Sisi billboard
A billboard in Cairo voicing support for Egyptian President Abdel Fattah al-Sisi in the upcoming election. Photo by KHALED DESOUKI/AFP/Getty Images.

Egyptians will vote March 26-28 in a presidential election that is sure to see incumbent strongman Abdel Fattah el-Sisi handily defeat Mousa Mostafa Mousa — the sole challenger who hasn't been jailed or intimidated into dropping out.
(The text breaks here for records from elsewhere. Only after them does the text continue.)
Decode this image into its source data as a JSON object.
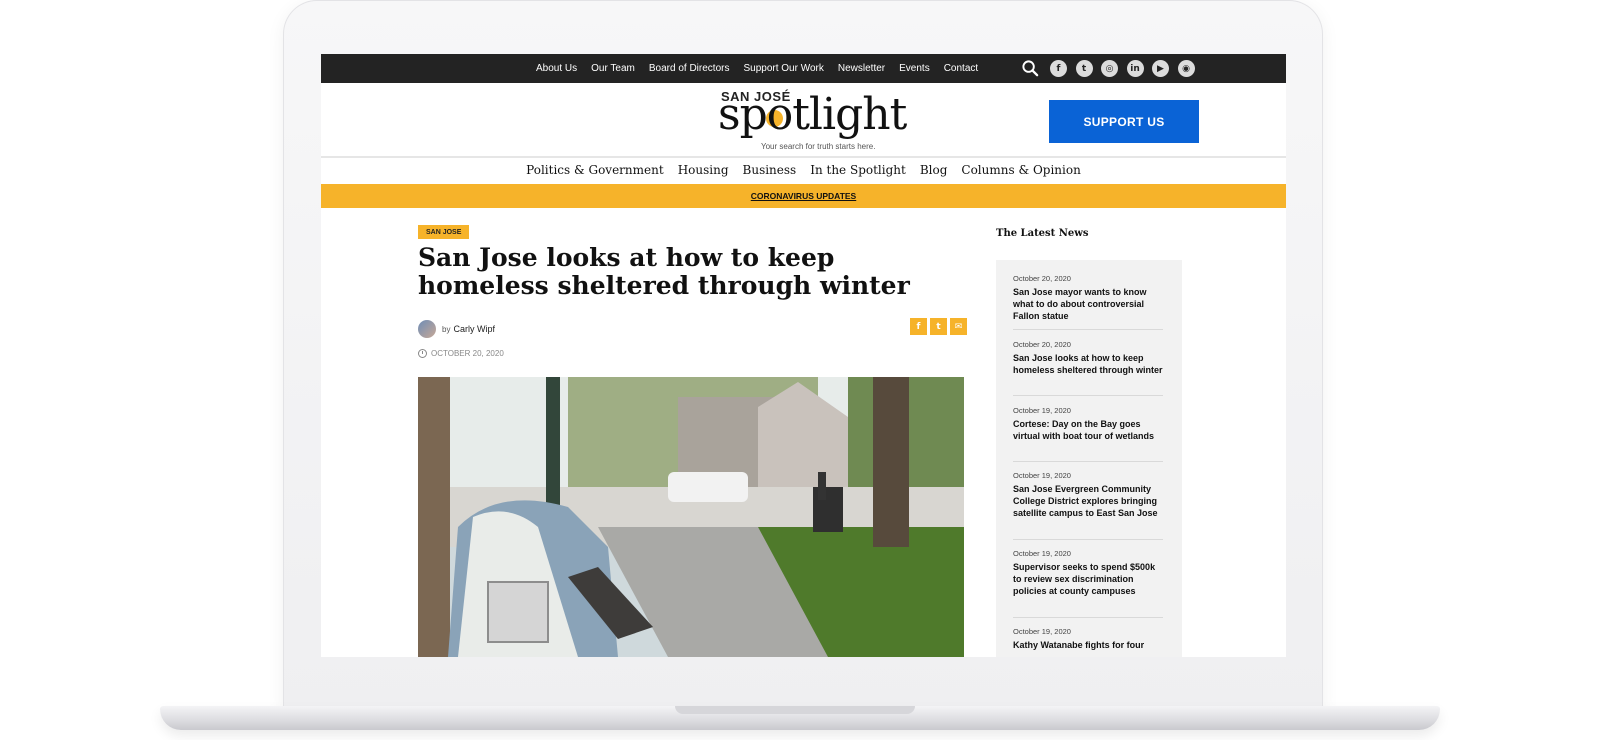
{
  "topbar": {
    "links": [
      "About Us",
      "Our Team",
      "Board of Directors",
      "Support Our Work",
      "Newsletter",
      "Events",
      "Contact"
    ],
    "social_icons": [
      "facebook-icon",
      "twitter-icon",
      "instagram-icon",
      "linkedin-icon",
      "youtube-icon",
      "rss-icon"
    ],
    "social_glyphs": [
      "f",
      "t",
      "◎",
      "in",
      "▶",
      "◉"
    ]
  },
  "header": {
    "logo_top": "SAN JOSÉ",
    "logo_main": "spotlight",
    "tagline": "Your search for truth starts here.",
    "support_label": "SUPPORT US"
  },
  "mainnav": {
    "items": [
      "Politics & Government",
      "Housing",
      "Business",
      "In the Spotlight",
      "Blog",
      "Columns & Opinion"
    ]
  },
  "alert": {
    "label": "CORONAVIRUS UPDATES"
  },
  "article": {
    "tag": "SAN JOSE",
    "title": "San Jose looks at how to keep homeless sheltered through winter",
    "by_prefix": "by",
    "author": "Carly Wipf",
    "date": "OCTOBER 20, 2020",
    "share_glyphs": [
      "f",
      "t",
      "✉"
    ]
  },
  "sidebar": {
    "heading": "The Latest News",
    "items": [
      {
        "date": "October 20, 2020",
        "title": "San Jose mayor wants to know what to do about controversial Fallon statue"
      },
      {
        "date": "October 20, 2020",
        "title": "San Jose looks at how to keep homeless sheltered through winter"
      },
      {
        "date": "October 19, 2020",
        "title": "Cortese: Day on the Bay goes virtual with boat tour of wetlands"
      },
      {
        "date": "October 19, 2020",
        "title": "San Jose Evergreen Community College District explores bringing satellite campus to East San Jose"
      },
      {
        "date": "October 19, 2020",
        "title": "Supervisor seeks to spend $500k to review sex discrimination policies at county campuses"
      },
      {
        "date": "October 19, 2020",
        "title": "Kathy Watanabe fights for four"
      }
    ]
  },
  "colors": {
    "accent": "#f6b32a",
    "button": "#0a63d6",
    "topbar": "#232323"
  }
}
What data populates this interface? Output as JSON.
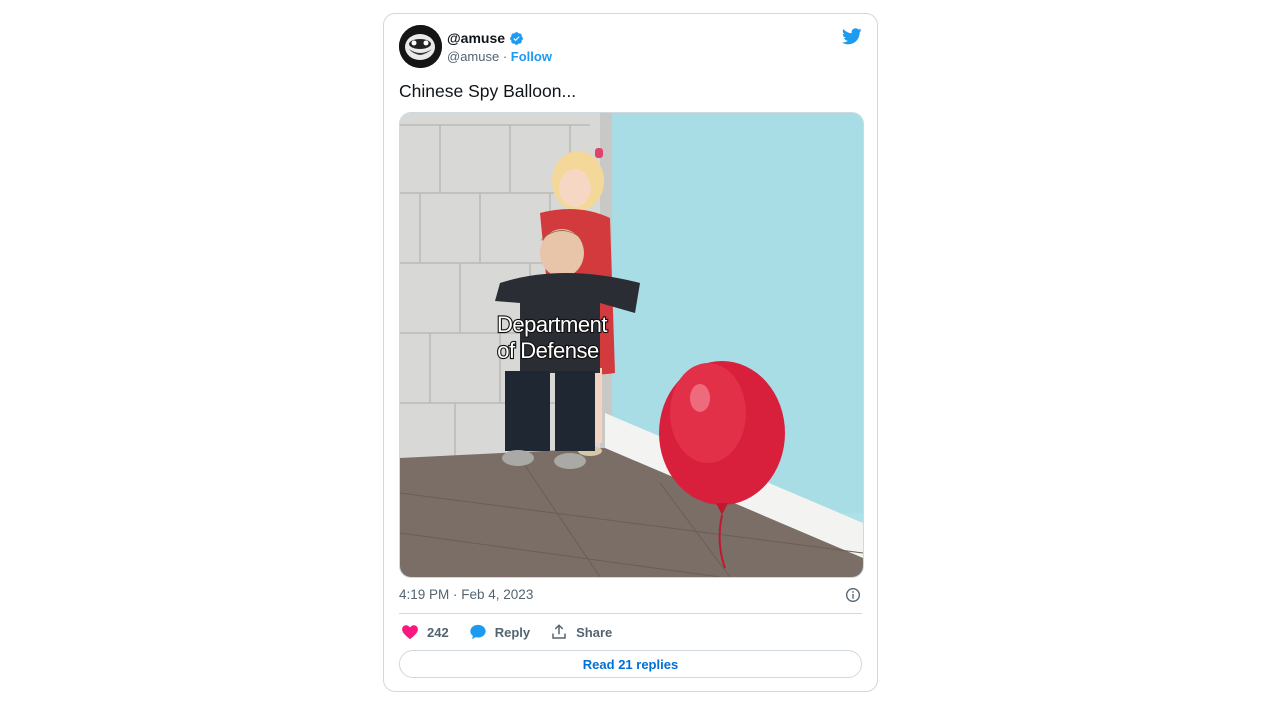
{
  "tweet": {
    "display_name": "@amuse",
    "handle": "@amuse",
    "handle_separator": " · ",
    "follow_label": "Follow",
    "text": "Chinese Spy Balloon...",
    "media_caption_line1": "Department",
    "media_caption_line2": "of Defense",
    "timestamp": "4:19 PM · Feb 4, 2023",
    "likes_count": "242",
    "reply_label": "Reply",
    "share_label": "Share",
    "read_replies_label": "Read 21 replies"
  },
  "icons": {
    "avatar": "avatar-image",
    "verified": "verified-badge-icon",
    "brand": "twitter-bird-icon",
    "info": "info-icon",
    "like": "heart-icon",
    "reply": "speech-bubble-icon",
    "share": "share-upload-icon"
  },
  "colors": {
    "accent": "#1d9bf0",
    "link": "#006fd6",
    "like": "#f91880",
    "muted_text": "#536471",
    "border": "#cfd9de"
  }
}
The backdrop: Sisi, the former minister of defense and commander-in-chief of the Egyptian Armed Forces, led a military coup to topple President Mohamed Morsi in 2013. He formally came to power in 2014 after winning 96% of the vote in the presidential election, but has since seen his popularity wane under deteriorating economic conditions and an oppressive human rights record.